(MATERIAL FOR THE TASK)
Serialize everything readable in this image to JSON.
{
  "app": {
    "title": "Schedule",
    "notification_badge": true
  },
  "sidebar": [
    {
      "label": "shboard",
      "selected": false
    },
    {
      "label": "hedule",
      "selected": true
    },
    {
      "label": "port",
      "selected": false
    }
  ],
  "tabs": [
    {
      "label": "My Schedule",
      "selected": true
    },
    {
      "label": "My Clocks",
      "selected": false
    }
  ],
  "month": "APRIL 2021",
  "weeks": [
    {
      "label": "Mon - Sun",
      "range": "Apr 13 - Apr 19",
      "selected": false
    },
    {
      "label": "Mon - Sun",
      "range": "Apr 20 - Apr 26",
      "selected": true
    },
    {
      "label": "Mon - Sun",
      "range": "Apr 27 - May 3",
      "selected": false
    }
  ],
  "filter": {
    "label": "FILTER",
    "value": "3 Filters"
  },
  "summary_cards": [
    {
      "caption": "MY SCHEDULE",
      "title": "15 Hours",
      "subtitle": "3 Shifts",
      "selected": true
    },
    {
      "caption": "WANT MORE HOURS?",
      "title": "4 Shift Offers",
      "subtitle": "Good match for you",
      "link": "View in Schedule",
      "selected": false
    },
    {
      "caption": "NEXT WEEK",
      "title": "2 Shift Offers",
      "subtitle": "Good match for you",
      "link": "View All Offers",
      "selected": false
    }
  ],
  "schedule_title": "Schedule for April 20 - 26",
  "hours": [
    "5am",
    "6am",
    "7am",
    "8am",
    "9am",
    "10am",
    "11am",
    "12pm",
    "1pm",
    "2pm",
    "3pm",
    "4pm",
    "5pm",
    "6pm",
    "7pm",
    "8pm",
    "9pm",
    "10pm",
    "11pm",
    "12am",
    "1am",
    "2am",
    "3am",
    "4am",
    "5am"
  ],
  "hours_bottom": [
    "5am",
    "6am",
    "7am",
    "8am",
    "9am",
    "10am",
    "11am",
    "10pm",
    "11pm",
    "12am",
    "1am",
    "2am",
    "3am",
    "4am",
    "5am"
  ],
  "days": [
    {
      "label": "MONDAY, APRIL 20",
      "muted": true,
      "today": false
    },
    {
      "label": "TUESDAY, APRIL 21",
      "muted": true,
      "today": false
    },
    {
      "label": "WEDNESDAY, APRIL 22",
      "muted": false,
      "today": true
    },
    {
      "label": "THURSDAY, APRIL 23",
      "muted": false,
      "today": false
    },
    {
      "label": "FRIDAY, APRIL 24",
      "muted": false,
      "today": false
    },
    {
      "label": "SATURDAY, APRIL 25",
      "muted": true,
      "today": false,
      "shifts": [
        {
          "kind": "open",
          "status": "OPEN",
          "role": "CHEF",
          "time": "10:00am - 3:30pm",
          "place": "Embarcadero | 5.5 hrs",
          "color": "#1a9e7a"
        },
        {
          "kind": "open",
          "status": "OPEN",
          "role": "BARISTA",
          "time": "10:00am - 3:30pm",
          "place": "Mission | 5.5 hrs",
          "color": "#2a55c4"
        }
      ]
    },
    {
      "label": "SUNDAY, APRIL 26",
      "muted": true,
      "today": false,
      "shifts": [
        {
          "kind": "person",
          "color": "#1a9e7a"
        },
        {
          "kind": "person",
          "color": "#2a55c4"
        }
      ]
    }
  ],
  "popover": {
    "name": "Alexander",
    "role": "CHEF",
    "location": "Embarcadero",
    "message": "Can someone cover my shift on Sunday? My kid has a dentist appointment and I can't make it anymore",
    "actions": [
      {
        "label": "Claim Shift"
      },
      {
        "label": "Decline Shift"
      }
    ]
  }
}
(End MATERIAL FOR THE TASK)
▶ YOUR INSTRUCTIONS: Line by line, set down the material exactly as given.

▶ TASK RESULT:
Serialize everything readable in this image to JSON.
{
  "app": {
    "title": "Schedule",
    "notification_badge": true
  },
  "sidebar": [
    {
      "label": "shboard",
      "selected": false
    },
    {
      "label": "hedule",
      "selected": true
    },
    {
      "label": "port",
      "selected": false
    }
  ],
  "tabs": [
    {
      "label": "My Schedule",
      "selected": true
    },
    {
      "label": "My Clocks",
      "selected": false
    }
  ],
  "month": "APRIL 2021",
  "weeks": [
    {
      "label": "Mon - Sun",
      "range": "Apr 13 - Apr 19",
      "selected": false
    },
    {
      "label": "Mon - Sun",
      "range": "Apr 20 - Apr 26",
      "selected": true
    },
    {
      "label": "Mon - Sun",
      "range": "Apr 27 - May 3",
      "selected": false
    }
  ],
  "filter": {
    "label": "FILTER",
    "value": "3 Filters"
  },
  "summary_cards": [
    {
      "caption": "MY SCHEDULE",
      "title": "15 Hours",
      "subtitle": "3 Shifts",
      "selected": true
    },
    {
      "caption": "WANT MORE HOURS?",
      "title": "4 Shift Offers",
      "subtitle": "Good match for you",
      "link": "View in Schedule",
      "selected": false
    },
    {
      "caption": "NEXT WEEK",
      "title": "2 Shift Offers",
      "subtitle": "Good match for you",
      "link": "View All Offers",
      "selected": false
    }
  ],
  "schedule_title": "Schedule for April 20 - 26",
  "hours": [
    "5am",
    "6am",
    "7am",
    "8am",
    "9am",
    "10am",
    "11am",
    "12pm",
    "1pm",
    "2pm",
    "3pm",
    "4pm",
    "5pm",
    "6pm",
    "7pm",
    "8pm",
    "9pm",
    "10pm",
    "11pm",
    "12am",
    "1am",
    "2am",
    "3am",
    "4am",
    "5am"
  ],
  "hours_bottom": [
    "5am",
    "6am",
    "7am",
    "8am",
    "9am",
    "10am",
    "11am",
    "10pm",
    "11pm",
    "12am",
    "1am",
    "2am",
    "3am",
    "4am",
    "5am"
  ],
  "days": [
    {
      "label": "MONDAY, APRIL 20",
      "muted": true,
      "today": false
    },
    {
      "label": "TUESDAY, APRIL 21",
      "muted": true,
      "today": false
    },
    {
      "label": "WEDNESDAY, APRIL 22",
      "muted": false,
      "today": true
    },
    {
      "label": "THURSDAY, APRIL 23",
      "muted": false,
      "today": false
    },
    {
      "label": "FRIDAY, APRIL 24",
      "muted": false,
      "today": false
    },
    {
      "label": "SATURDAY, APRIL 25",
      "muted": true,
      "today": false,
      "shifts": [
        {
          "kind": "open",
          "status": "OPEN",
          "role": "CHEF",
          "time": "10:00am - 3:30pm",
          "place": "Embarcadero | 5.5 hrs",
          "color": "#1a9e7a"
        },
        {
          "kind": "open",
          "status": "OPEN",
          "role": "BARISTA",
          "time": "10:00am - 3:30pm",
          "place": "Mission | 5.5 hrs",
          "color": "#2a55c4"
        }
      ]
    },
    {
      "label": "SUNDAY, APRIL 26",
      "muted": true,
      "today": false,
      "shifts": [
        {
          "kind": "person",
          "color": "#1a9e7a"
        },
        {
          "kind": "person",
          "color": "#2a55c4"
        }
      ]
    }
  ],
  "popover": {
    "name": "Alexander",
    "role": "CHEF",
    "location": "Embarcadero",
    "message": "Can someone cover my shift on Sunday? My kid has a dentist appointment and I can't make it anymore",
    "actions": [
      {
        "label": "Claim Shift"
      },
      {
        "label": "Decline Shift"
      }
    ]
  }
}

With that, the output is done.